Action item: Find how many lines of the following entries contain "username". Reply with the number alone.

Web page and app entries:
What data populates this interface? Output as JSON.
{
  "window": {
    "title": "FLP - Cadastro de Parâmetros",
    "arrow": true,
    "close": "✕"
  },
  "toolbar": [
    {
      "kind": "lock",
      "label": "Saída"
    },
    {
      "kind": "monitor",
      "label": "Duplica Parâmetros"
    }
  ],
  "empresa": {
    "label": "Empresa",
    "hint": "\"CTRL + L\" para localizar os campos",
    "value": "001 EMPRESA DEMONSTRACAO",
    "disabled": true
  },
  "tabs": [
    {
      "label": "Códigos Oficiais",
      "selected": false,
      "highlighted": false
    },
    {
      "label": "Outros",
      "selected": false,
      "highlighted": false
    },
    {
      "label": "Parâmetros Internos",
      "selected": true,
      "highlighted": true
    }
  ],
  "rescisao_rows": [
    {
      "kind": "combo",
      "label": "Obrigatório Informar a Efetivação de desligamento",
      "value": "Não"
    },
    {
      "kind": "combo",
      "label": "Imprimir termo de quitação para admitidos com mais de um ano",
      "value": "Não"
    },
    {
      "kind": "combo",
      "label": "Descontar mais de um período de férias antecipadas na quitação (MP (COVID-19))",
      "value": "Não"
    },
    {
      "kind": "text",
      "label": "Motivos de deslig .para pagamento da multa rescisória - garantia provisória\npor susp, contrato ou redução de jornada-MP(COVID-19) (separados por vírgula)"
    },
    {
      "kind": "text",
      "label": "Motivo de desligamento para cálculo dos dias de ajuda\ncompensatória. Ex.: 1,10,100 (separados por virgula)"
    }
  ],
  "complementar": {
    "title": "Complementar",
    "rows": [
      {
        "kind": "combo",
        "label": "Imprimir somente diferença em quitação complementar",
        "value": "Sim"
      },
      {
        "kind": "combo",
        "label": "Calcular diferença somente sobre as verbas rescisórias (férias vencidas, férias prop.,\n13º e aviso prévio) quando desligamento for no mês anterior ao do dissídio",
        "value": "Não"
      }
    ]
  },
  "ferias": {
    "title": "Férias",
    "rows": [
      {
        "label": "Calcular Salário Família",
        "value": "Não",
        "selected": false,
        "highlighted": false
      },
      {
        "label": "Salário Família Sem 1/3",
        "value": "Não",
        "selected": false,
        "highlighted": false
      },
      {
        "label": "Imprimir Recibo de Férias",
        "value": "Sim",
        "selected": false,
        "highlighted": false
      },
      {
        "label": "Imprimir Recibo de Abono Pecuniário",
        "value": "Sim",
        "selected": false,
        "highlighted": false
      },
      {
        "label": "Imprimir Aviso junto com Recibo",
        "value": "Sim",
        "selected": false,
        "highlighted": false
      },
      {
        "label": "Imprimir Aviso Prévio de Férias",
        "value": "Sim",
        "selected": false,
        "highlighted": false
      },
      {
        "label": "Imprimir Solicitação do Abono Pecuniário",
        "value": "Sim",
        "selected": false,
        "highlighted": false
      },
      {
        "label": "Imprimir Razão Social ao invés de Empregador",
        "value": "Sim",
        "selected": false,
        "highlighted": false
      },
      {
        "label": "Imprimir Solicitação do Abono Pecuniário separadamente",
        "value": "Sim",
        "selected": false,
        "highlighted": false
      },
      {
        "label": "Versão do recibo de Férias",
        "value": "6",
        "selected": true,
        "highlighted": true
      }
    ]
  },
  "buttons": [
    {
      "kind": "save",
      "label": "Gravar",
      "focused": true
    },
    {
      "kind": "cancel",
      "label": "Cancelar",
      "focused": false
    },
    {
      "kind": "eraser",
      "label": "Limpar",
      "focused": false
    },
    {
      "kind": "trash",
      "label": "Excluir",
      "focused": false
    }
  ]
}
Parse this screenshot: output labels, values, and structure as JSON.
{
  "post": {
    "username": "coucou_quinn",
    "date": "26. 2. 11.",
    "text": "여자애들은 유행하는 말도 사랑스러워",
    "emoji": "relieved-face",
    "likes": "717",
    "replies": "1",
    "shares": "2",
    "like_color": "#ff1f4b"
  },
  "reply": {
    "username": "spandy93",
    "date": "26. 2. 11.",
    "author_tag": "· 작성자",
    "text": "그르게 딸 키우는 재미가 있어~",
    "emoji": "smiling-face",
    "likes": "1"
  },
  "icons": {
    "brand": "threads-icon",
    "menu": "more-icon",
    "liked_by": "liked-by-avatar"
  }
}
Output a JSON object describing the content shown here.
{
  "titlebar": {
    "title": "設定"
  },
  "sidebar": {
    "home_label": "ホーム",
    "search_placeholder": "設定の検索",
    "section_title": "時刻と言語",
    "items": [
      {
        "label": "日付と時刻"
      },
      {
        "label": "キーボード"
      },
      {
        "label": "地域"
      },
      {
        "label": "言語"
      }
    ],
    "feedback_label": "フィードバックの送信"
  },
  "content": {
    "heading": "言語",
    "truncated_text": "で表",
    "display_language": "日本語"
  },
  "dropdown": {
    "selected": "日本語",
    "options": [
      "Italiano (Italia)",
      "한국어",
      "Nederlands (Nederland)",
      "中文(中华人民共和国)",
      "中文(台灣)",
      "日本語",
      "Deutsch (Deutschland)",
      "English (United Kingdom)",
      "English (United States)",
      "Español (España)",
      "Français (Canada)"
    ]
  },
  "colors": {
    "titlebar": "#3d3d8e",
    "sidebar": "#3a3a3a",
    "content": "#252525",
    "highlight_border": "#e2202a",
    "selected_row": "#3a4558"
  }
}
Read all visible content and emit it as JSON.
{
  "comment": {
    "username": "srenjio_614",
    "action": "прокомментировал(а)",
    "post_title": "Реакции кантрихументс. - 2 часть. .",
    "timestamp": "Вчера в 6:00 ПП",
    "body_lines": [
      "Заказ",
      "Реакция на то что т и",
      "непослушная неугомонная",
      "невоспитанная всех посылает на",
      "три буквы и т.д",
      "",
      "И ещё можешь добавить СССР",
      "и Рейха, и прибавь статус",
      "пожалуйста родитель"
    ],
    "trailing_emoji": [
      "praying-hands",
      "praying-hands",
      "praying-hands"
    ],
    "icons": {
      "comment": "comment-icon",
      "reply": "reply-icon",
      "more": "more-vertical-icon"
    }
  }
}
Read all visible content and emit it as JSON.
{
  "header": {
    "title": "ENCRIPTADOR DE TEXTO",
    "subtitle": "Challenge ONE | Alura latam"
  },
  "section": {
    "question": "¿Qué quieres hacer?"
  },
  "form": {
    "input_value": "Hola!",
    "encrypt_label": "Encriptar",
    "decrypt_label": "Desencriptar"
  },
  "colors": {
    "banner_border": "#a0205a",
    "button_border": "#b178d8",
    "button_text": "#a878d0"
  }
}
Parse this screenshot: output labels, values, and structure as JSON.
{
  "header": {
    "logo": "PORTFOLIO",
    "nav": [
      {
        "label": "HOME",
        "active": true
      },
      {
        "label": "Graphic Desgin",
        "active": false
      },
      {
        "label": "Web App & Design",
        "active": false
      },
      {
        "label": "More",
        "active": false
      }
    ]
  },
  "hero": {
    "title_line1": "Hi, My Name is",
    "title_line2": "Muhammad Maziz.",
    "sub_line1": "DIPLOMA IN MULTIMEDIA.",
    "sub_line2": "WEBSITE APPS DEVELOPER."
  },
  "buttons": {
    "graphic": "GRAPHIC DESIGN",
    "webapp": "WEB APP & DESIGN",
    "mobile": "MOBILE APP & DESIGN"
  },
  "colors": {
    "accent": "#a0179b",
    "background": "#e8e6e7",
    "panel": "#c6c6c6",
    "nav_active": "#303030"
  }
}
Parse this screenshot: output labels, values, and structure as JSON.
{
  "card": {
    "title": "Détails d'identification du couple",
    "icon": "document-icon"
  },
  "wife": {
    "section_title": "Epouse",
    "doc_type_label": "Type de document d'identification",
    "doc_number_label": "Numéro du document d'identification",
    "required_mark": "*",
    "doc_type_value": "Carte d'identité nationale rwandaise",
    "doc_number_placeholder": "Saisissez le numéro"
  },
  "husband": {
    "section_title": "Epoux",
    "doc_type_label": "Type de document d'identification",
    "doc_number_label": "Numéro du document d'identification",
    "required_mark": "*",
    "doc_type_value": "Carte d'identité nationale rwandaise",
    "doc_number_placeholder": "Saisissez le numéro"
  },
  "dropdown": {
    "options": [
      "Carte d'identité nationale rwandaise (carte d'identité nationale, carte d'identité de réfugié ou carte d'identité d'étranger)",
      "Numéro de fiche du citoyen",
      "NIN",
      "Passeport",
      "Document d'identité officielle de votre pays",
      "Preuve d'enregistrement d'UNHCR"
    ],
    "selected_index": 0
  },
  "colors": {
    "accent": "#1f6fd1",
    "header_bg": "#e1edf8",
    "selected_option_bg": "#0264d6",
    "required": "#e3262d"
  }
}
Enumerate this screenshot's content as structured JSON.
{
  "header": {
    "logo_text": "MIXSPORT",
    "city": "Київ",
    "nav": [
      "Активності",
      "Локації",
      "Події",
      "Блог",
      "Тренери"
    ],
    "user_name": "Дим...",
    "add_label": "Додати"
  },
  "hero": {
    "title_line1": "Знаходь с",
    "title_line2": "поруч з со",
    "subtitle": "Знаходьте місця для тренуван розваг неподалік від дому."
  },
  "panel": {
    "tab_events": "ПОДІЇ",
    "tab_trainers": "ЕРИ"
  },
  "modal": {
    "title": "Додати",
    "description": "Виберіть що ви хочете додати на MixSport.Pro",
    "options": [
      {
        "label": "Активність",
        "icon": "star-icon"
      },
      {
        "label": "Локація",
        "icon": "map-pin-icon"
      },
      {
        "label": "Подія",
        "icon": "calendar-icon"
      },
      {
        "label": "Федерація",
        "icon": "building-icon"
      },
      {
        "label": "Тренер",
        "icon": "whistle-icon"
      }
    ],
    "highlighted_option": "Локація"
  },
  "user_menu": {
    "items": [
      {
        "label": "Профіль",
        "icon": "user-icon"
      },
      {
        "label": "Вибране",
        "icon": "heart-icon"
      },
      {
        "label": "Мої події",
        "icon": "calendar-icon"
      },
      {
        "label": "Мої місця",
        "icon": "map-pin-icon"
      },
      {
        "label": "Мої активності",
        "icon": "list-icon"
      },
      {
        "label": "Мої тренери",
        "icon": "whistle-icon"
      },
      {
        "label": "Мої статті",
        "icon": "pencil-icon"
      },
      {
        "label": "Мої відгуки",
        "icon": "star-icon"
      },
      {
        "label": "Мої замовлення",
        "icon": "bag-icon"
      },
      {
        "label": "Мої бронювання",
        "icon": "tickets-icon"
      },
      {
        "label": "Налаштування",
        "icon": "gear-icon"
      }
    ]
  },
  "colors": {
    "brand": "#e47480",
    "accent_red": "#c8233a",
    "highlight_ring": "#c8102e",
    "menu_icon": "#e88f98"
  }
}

Answer for this exercise: 3